PROBLEM TO SOLVE: Any picture in the listing is left out of the copy; all else is duplicated exactly.

PROVIDED MATERIAL:
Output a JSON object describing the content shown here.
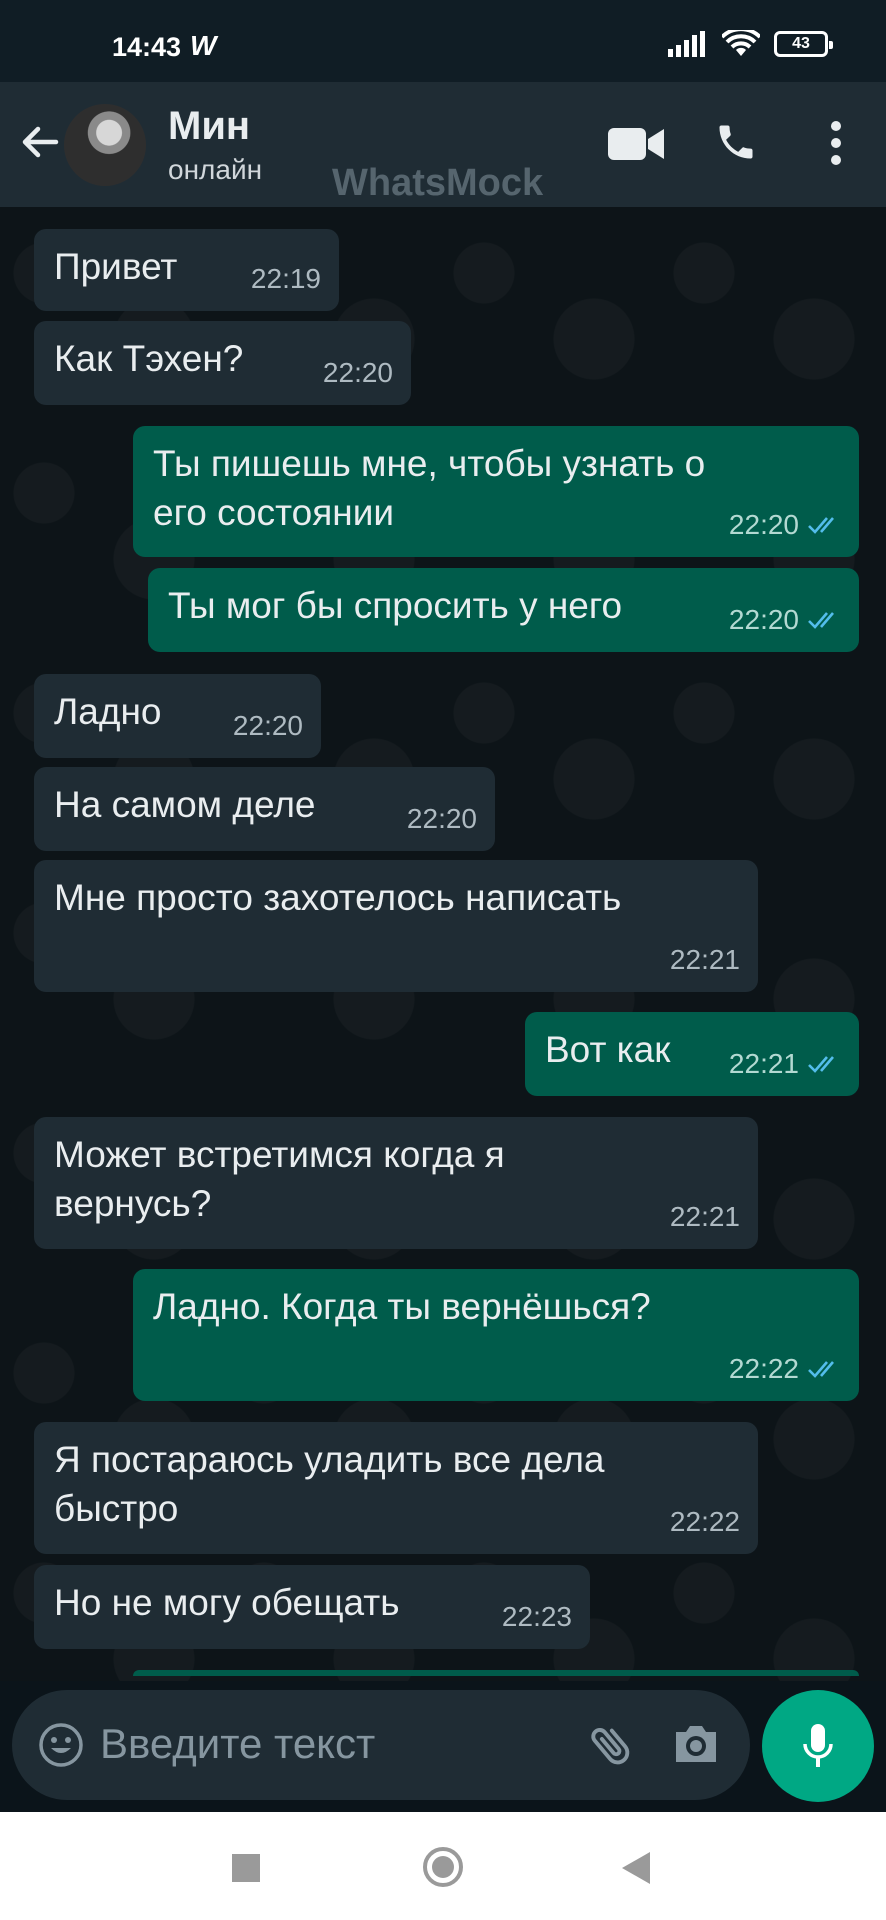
{
  "status_bar": {
    "time": "14:43",
    "carrier_glyph": "W",
    "battery": "43"
  },
  "header": {
    "contact_name": "Мин",
    "contact_status": "онлайн",
    "watermark": "WhatsMock"
  },
  "messages": [
    {
      "dir": "in",
      "text": "Привет",
      "time": "22:19"
    },
    {
      "dir": "in",
      "text": "Как Тэхен?",
      "time": "22:20"
    },
    {
      "dir": "out",
      "text": "Ты пишешь мне, чтобы узнать о\nего состоянии",
      "time": "22:20",
      "read": true
    },
    {
      "dir": "out",
      "text": "Ты мог бы спросить у него",
      "time": "22:20",
      "read": true
    },
    {
      "dir": "in",
      "text": "Ладно",
      "time": "22:20"
    },
    {
      "dir": "in",
      "text": "На самом деле",
      "time": "22:20"
    },
    {
      "dir": "in",
      "text": "Мне просто захотелось написать",
      "time": "22:21"
    },
    {
      "dir": "out",
      "text": "Вот как",
      "time": "22:21",
      "read": true
    },
    {
      "dir": "in",
      "text": "Может встретимся когда я\nвернусь?",
      "time": "22:21"
    },
    {
      "dir": "out",
      "text": "Ладно. Когда ты вернёшься?",
      "time": "22:22",
      "read": true
    },
    {
      "dir": "in",
      "text": "Я постараюсь уладить все дела\nбыстро",
      "time": "22:22"
    },
    {
      "dir": "in",
      "text": "Но не могу обещать",
      "time": "22:23"
    }
  ],
  "composer": {
    "placeholder": "Введите текст"
  },
  "colors": {
    "incoming": "#1f2c34",
    "outgoing": "#005c4b",
    "accent": "#00a884",
    "read_ticks": "#53bdeb"
  }
}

SOLUTION BELOW:
Output a JSON object describing the content shown here.
{
  "status_bar": {
    "time": "14:43",
    "carrier_glyph": "W",
    "battery": "43"
  },
  "header": {
    "contact_name": "Мин",
    "contact_status": "онлайн",
    "watermark": "WhatsMock"
  },
  "messages": [
    {
      "dir": "in",
      "text": "Привет",
      "time": "22:19"
    },
    {
      "dir": "in",
      "text": "Как Тэхен?",
      "time": "22:20"
    },
    {
      "dir": "out",
      "text": "Ты пишешь мне, чтобы узнать о\nего состоянии",
      "time": "22:20",
      "read": true
    },
    {
      "dir": "out",
      "text": "Ты мог бы спросить у него",
      "time": "22:20",
      "read": true
    },
    {
      "dir": "in",
      "text": "Ладно",
      "time": "22:20"
    },
    {
      "dir": "in",
      "text": "На самом деле",
      "time": "22:20"
    },
    {
      "dir": "in",
      "text": "Мне просто захотелось написать",
      "time": "22:21"
    },
    {
      "dir": "out",
      "text": "Вот как",
      "time": "22:21",
      "read": true
    },
    {
      "dir": "in",
      "text": "Может встретимся когда я\nвернусь?",
      "time": "22:21"
    },
    {
      "dir": "out",
      "text": "Ладно. Когда ты вернёшься?",
      "time": "22:22",
      "read": true
    },
    {
      "dir": "in",
      "text": "Я постараюсь уладить все дела\nбыстро",
      "time": "22:22"
    },
    {
      "dir": "in",
      "text": "Но не могу обещать",
      "time": "22:23"
    }
  ],
  "composer": {
    "placeholder": "Введите текст"
  },
  "colors": {
    "incoming": "#1f2c34",
    "outgoing": "#005c4b",
    "accent": "#00a884",
    "read_ticks": "#53bdeb"
  }
}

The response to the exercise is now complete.